*** Opening MATERIAL TO PROCESS ***

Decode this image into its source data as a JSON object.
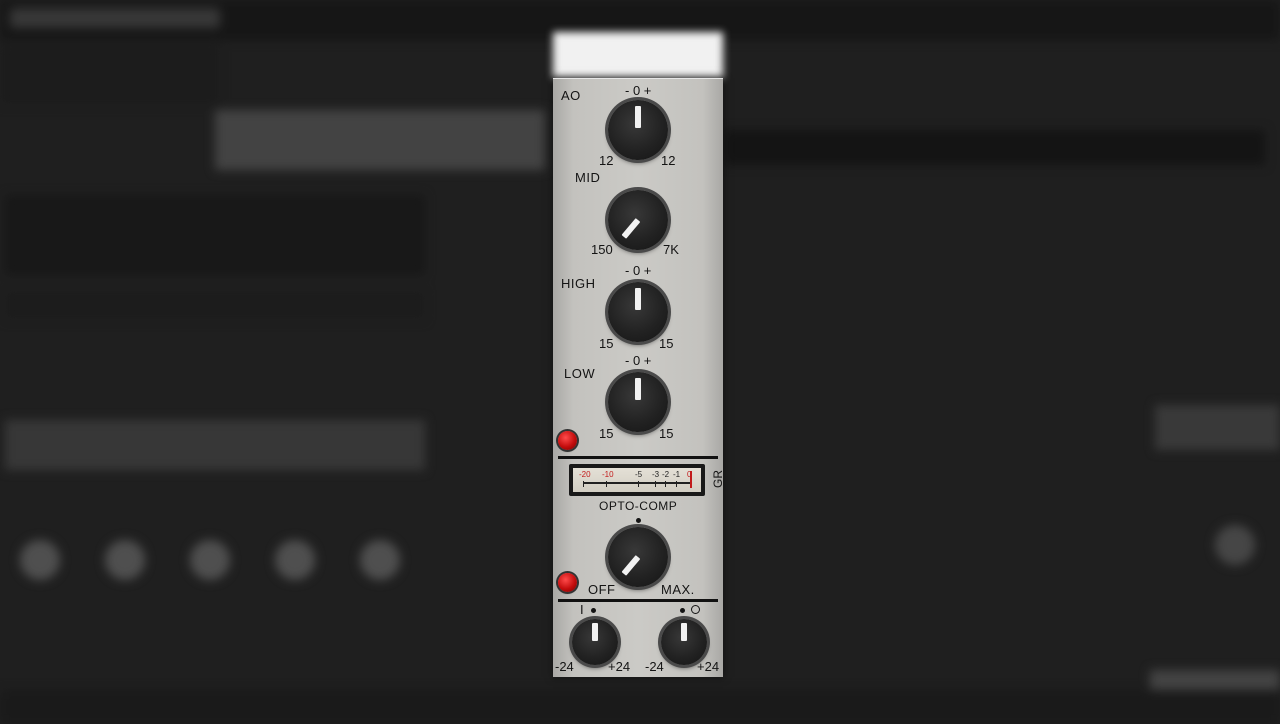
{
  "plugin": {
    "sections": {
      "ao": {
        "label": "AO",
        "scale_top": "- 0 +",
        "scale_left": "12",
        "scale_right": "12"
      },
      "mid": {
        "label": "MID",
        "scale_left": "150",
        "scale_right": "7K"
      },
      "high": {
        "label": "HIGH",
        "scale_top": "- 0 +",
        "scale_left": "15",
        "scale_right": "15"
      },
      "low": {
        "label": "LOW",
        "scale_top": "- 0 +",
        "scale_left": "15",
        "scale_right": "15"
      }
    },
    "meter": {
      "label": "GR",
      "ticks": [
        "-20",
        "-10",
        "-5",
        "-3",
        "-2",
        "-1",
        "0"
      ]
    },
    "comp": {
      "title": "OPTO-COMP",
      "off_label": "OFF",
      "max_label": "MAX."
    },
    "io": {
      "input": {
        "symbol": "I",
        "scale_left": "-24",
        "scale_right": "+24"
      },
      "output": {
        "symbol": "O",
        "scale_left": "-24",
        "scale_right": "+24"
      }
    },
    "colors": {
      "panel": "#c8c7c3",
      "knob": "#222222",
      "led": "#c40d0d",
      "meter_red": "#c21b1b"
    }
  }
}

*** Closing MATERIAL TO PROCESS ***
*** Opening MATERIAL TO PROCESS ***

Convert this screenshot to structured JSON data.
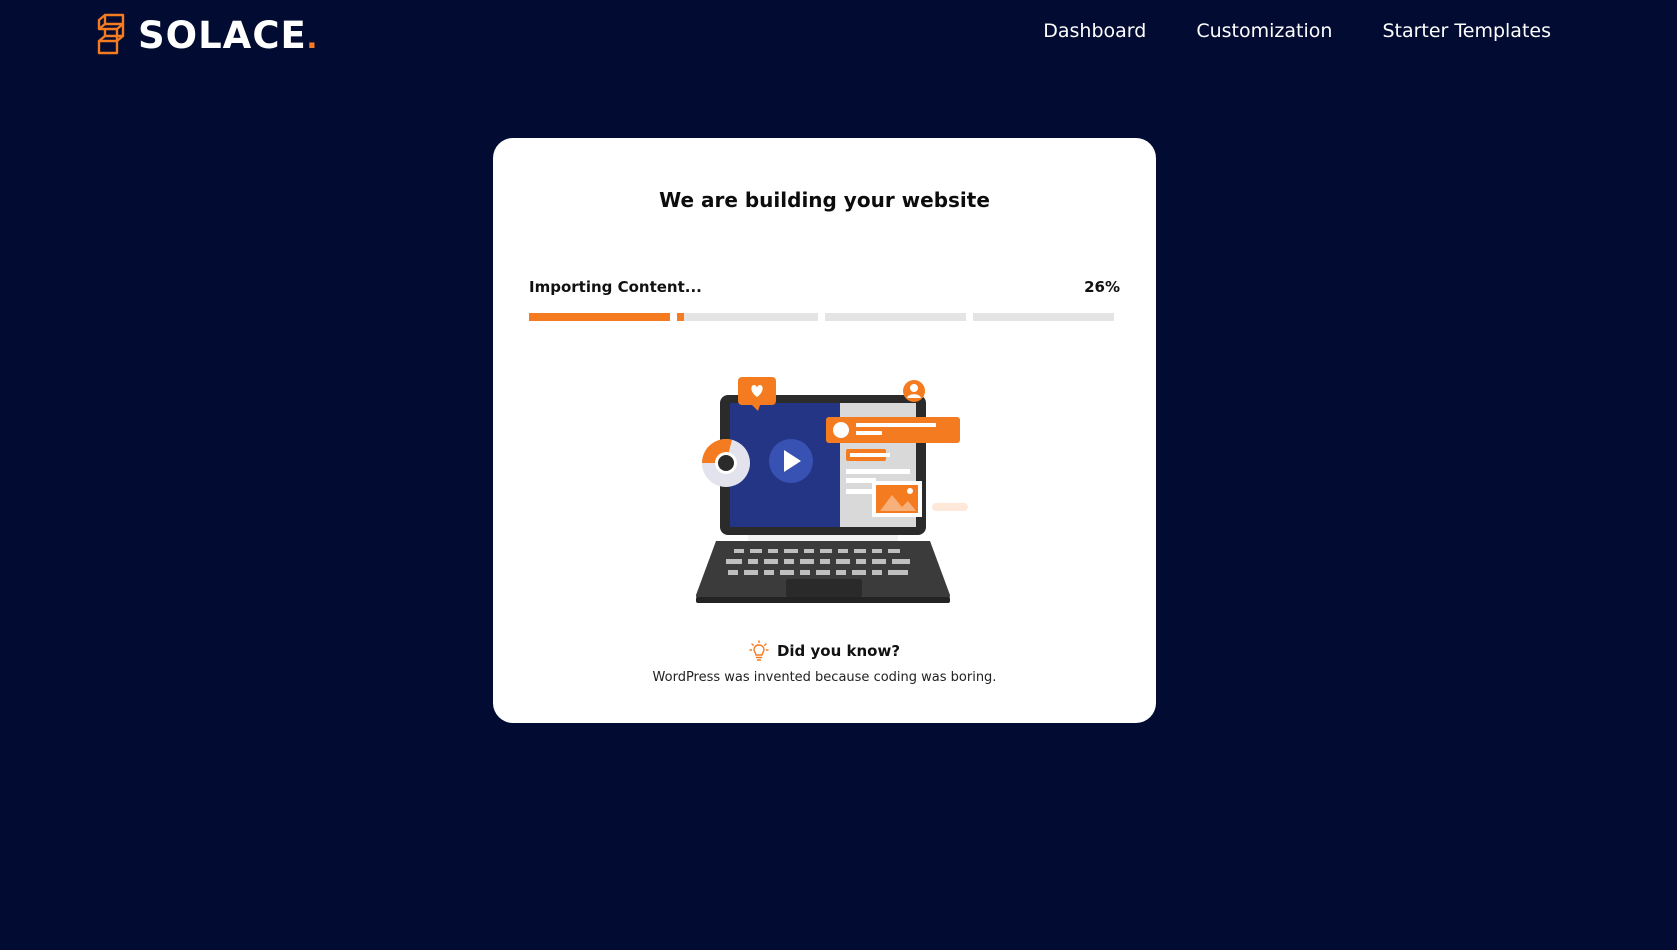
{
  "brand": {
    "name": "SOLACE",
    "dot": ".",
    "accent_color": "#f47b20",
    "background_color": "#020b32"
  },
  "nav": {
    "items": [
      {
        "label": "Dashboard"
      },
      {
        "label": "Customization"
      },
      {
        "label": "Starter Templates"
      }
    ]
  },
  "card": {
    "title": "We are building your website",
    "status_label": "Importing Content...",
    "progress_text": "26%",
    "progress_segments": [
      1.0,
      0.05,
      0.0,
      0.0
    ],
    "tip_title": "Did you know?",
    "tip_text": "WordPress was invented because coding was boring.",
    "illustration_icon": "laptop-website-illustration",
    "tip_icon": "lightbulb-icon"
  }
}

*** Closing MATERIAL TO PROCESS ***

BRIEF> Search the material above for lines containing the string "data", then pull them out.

TASK ANSWER>
Decode this image into its source data as a JSON object.
Convert this screenshot to structured JSON data.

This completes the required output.